One of the things that entrepreneurs do is they try to reverse-engineer other companies the way security researchers reverse-engineer software. What was it that made company X succeed? The general consensus in the startup world is that it’s the people. Not the technology, not the business plan, not the idea, but something about the founders. But that’s where the thinking seems to have stopped. What about the founders?
Well, a lot of things. But I’ve identified one thing that seems to be common across all sorts of different companies. It’s common across countries, decades, and centuries. It’s surprisingly simple: startups succeed more often when the founders want to build things.
Well, obviously. You’re not going to be very successful if you don’t build anything, are you? But that’s not what I mean. I mean people who want to build things. The person that when asked why he’s doing this, whether rich, whether poor, whether venture-funded, whether cash-flow positive, will tell you that the reason they’re doing this is because building things is fun. Not profitable. Not exciting. Not popular.

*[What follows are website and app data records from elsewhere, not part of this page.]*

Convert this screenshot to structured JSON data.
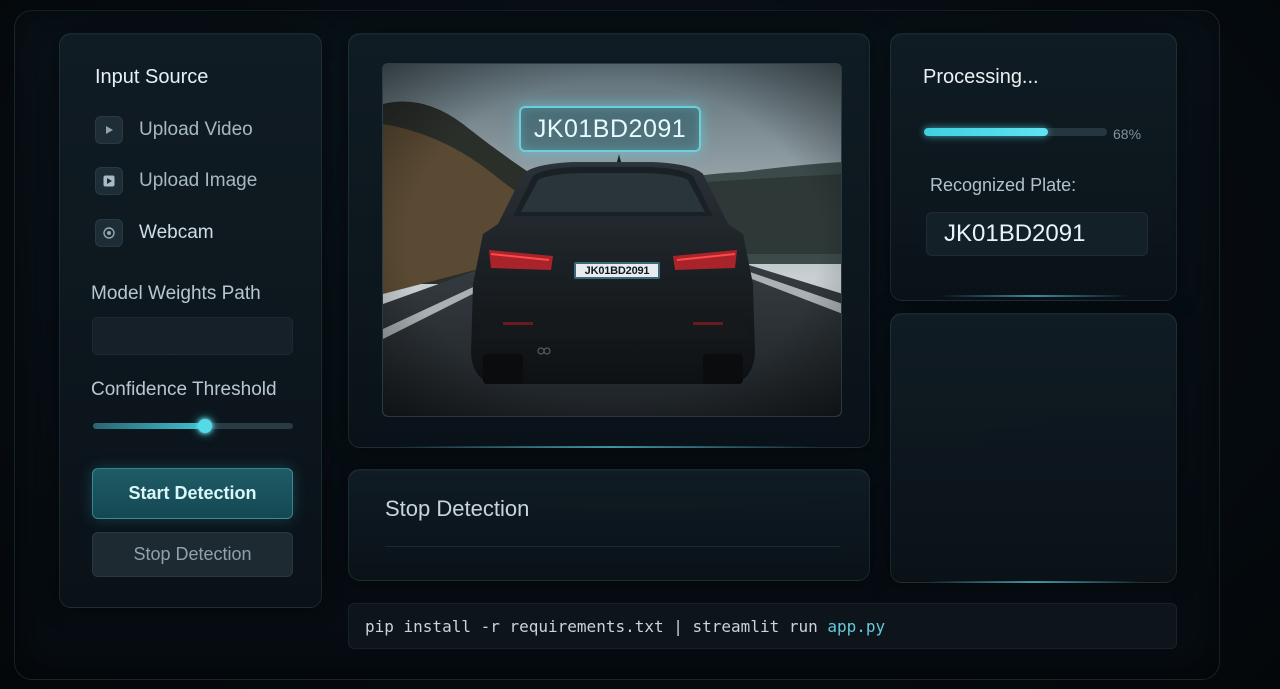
{
  "input_source": {
    "title": "Input Source",
    "options": [
      {
        "label": "Upload Video",
        "icon": "play-icon"
      },
      {
        "label": "Upload Image",
        "icon": "image-play-icon"
      },
      {
        "label": "Webcam",
        "icon": "webcam-icon"
      }
    ]
  },
  "model_weights": {
    "label": "Model Weights Path",
    "value": ""
  },
  "confidence": {
    "label": "Confidence Threshold",
    "value": 0.56
  },
  "buttons": {
    "start": "Start Detection",
    "stop": "Stop Detection"
  },
  "preview": {
    "detected_plate_label": "JK01BD2091",
    "car_plate_text": "JK01BD2091"
  },
  "stop_panel": {
    "title": "Stop Detection"
  },
  "processing": {
    "title": "Processing...",
    "progress_percent": 68,
    "progress_text": "68%",
    "recognized_label": "Recognized Plate:",
    "recognized_value": "JK01BD2091"
  },
  "command": {
    "text": "pip install -r requirements.txt | streamlit run ",
    "app": "app.py"
  },
  "colors": {
    "accent": "#3ed0e2",
    "start_button": "#1e5c66",
    "background": "#060b10"
  }
}
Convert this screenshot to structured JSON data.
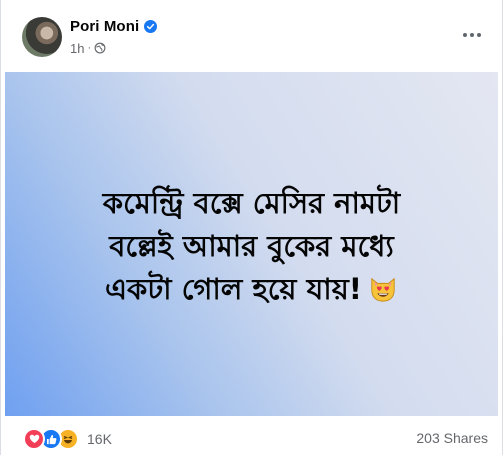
{
  "post": {
    "author": {
      "name": "Pori Moni",
      "verified": true
    },
    "time": "1h",
    "privacy_icon": "globe-icon",
    "more_icon": "more-options-icon",
    "text_lines": [
      "কমেন্ট্রি বক্সে মেসির নামটা",
      "বল্লেই আমার বুকের মধ্যে",
      "একটা গোল হয়ে যায়!"
    ],
    "emoji": "heart-eyes-cat-emoji",
    "background_colors": [
      "#6fa0f0",
      "#e4e7f2"
    ]
  },
  "footer": {
    "reactions": [
      "love-reaction-icon",
      "like-reaction-icon",
      "haha-reaction-icon"
    ],
    "reaction_count": "16K",
    "shares": "203 Shares"
  }
}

You see, there are a lot of people who really don’t like building things, or are perhaps indifferent to building things. What they want is money (or acclaim, or [insert motivator]), and building a product is the popular way to get that nowadays. I see this especially in iOS: every day, another newspaper prints another wrong rags-to-riches story and I get flooded with inquiries from people who think an iPhone app is their ticket to stardom. But they don’t really want to build something. They want to be rich. And it works out once in awhile the same way horoscopes are sometimes right. But not very often.

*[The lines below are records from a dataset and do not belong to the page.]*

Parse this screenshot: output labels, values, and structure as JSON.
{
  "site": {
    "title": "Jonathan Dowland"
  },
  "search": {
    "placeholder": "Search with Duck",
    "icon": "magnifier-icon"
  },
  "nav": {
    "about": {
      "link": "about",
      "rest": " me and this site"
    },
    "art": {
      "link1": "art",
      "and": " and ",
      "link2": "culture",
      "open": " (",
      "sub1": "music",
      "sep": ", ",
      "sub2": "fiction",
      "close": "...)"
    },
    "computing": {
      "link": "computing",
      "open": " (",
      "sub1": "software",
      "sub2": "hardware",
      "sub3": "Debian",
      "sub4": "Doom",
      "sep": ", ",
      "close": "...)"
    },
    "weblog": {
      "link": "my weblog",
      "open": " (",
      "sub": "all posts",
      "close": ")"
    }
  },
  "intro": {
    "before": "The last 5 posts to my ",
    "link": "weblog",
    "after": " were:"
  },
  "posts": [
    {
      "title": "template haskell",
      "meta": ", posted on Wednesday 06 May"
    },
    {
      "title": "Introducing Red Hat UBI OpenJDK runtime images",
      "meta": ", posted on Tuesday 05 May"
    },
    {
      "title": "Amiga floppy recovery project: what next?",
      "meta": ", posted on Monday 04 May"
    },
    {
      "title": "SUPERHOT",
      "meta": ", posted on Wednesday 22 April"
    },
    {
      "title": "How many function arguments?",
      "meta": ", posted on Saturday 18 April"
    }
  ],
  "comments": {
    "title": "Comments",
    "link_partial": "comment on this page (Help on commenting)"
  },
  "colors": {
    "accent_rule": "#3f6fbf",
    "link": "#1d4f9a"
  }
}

You know the type: the “grab a programmer out of college” idea people. Facebook for dogs. Instagram for videos. If they really wanted their product built, they would either fund it or actually learn how to build it themselves. Their ideal self is a sort of person who sits around all day and tells other people what to do and gets paid a lot of money. But it turns out that telling people what to do isn’t really a very valuable skill.
It’s common knowledge among programmers that these things don’t usually work out, but it’s uncommon knowledge why. They don’t work out because, first, building things in general is not sufficient for success. Building product A and product B might be the same amount of work, but product A might have millions more customers than product B. If you like building products, the only question is which one to do first, but if you like making money, the only question is which is the least amount of work. Secondly, people who don’t have any experience building products are the least qualified people to do it, whereas people who have built products in the past have experience and skills to draw on. And people who have built products in the past are, in general, people who like building products.

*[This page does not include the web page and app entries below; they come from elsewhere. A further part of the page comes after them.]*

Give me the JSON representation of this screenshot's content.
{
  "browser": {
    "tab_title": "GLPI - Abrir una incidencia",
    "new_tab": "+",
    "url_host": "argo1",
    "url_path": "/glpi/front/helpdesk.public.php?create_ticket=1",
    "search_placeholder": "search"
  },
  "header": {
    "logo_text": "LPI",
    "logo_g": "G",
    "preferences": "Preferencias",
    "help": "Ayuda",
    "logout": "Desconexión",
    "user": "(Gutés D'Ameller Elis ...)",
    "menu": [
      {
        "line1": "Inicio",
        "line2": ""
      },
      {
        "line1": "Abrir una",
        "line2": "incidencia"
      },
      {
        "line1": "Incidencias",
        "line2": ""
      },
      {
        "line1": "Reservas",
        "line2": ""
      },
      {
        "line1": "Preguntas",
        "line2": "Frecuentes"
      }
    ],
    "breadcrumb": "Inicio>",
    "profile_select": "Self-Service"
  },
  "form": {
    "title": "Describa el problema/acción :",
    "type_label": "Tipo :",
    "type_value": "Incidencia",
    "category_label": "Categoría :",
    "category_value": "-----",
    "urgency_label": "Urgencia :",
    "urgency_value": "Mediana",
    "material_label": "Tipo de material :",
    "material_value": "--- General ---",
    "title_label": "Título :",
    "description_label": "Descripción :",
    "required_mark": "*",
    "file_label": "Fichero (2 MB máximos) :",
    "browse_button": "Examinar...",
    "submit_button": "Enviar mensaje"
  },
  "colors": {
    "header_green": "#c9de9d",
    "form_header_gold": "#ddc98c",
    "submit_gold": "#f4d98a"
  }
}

When I say “people who want to build things,” I’m not talking about people who are indifferent to money, or to acclaim, or who hole themselves up in some academic tower out of sheer interest, although all those sorts of people can be successful too. I mean people who see money as a proxy to build more things instead of seeing building things as a proxy to making money. Of course you want to make money. So that you have the resources to build more things. In fact, the motivators are so closely linked that it’s difficult to tell them apart from the outside.
I took a look at my AdWords budget this year. We spend too much, and I’m motivated to do more SEO so that we can spend less. But not just so we can spend less–so that we have the resources to build two and a half more projects a year. My native currency is in projects. It is actually more difficult to think in dollars than it is in projects. A project is a tangible thing–a fixed quantity. A dollar is a currency that goes up and down relative to the current state of the contracting market.
The fact is, software is hard. It’s always harder than anyone thinks. If you like making money, and the schedule slips a week, that’s terrible–a week of salary down the drain! But if you like building things, it’s almost good news. Because you get to spend more time building things. In this industry, slips of days, weeks, months, years are common. All schedules slip. If you like making money you will give up. If you like building things, why would anyone give up during the best part?
If you like making money, a project failure looks like this: you started with some money, X. You spent some money building the project, K. Now you have X – K, which is less than you started with. You’ve gone backwards! Pretty soon you will give up trying to get rich by building things, because you tried it twice and you’re much worse off now than when you started!
If you like building things, a project failure looks like this: you built the project, success! Nobody liked it, so now you have less resources to pursue the next project. A minor setback. It might delay the next project while you look for funding, but who in their right mind would turn down the next project? And then ten, twenty projects down the road, you have a hit, and newspapers write a rags-to-riches story ignoring the other twenty projects that were equally as rewarding but commercial “failures.”